Child Assessment Tool for Use in Resource Limited Settings

Period of Performance: 07/01/2016 - 12/30/2016

$150K

Phase 2 SBIR

Recipient Firm

Center for Social Innovation, LLC
Needham, MA 02494
Principal Investigator
Principal Investigator

Abstract

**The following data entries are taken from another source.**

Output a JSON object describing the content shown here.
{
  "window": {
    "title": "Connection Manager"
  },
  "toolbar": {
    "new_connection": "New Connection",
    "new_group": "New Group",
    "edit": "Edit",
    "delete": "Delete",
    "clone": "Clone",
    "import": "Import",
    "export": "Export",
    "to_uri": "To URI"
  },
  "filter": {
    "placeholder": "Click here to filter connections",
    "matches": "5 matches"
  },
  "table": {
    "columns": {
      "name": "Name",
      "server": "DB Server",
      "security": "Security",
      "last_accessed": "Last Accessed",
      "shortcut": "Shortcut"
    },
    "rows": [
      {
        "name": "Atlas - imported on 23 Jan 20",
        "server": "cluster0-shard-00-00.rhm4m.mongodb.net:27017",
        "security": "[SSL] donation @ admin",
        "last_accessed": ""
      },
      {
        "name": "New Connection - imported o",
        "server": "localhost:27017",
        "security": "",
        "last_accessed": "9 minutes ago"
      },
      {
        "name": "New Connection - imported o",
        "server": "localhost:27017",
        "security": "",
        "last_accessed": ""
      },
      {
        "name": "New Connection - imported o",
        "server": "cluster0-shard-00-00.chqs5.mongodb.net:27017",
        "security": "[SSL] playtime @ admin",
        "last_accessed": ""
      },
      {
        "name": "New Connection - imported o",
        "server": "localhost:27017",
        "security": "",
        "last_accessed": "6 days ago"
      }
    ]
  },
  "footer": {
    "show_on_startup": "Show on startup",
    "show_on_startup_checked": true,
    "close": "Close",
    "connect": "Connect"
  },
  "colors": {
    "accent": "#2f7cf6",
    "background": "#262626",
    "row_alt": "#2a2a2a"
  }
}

? DESCRIPTION (provided by applicant): Neurodevelopmental assessments of young children can be complex and difficult to use by untrained, non-clinical staff in low resourced settings. Additionally, few instruments have been developed or tested for use with culturally diverse samples of children living in poverty. In family homeless shelters in the United States, developmental assessment of the children is especially rare, despite their high risk status. Fifty one percent of homeless children are under age five and a disproportionate number are from African-American or Latino families, and most are exposed to multiple adverse early life experiences. Environmental and family factors (e.g., poverty and racism, maternal depression) adversely impact the developmental trajectories of homeless children. To address these concerns, the Center for Social Innovation (C4) will develop the Vulnerable Child Assessment Tool (VCAT): An Instrument for Use in Resource Limited Settings. Normed on a diverse sample of homeless children ages three to five and based in an ecological framework, the VCAT will make neurodevelopmental assessment accessible to vulnerable children and families in low resource settings. Phases I and II of this study will use a rigorous psychometric approach to develop an ecologically aware instrument with low cognitive burden to measure adverse childhood experiences, risk and protective factors, and developmental delays. During Phase I, a set item pool for each domain will be developed in conjunction with the expert panel and vetted for cognitive burden, cultural responsiveness, and ease of administration. Phase I families will be recruited through Housing Families, a local homeless program serving up to 150 homeless children a day. We will test the pool of items in a small sample of 20 parents and 10 program staff using cognitive interviews and psychometric tests, including Item Response Theory (IRT) and internal consistency reliability. Concurrently, we will develop a prototype online platform andpilot its use for feasibility with the initial items on a sample of 60 children. In Phase II, we wil test the validity and reliability of the instruments using a larger sample of 300 homeless children recruited from programs around the country, and will assess the validity of the instrument by correlating results with gold standard, clinically administered, instruments on a subsample of 50 homeless children. We will further the refine the web based platform, develop a scoring algorithm, and incorporate a recommendations system for service interventions to address identified concerns. This project will build upon on C4's innovative platform used to create the first psychometrically validated instrument to measure trauma-informed care. Using the same back-end technology, the VCAT will enable direct service staff to target limited resources to the most needed areas for intervention at the child, parent, and environmental levels. The instrument will fill a significant gap in the field making valid and reliable assessment of low income; racially diverse children exposed to multiple risk factors more accessible, and serve as a model to develop tools for use with infants or school aged children, and those in other low resourced environments.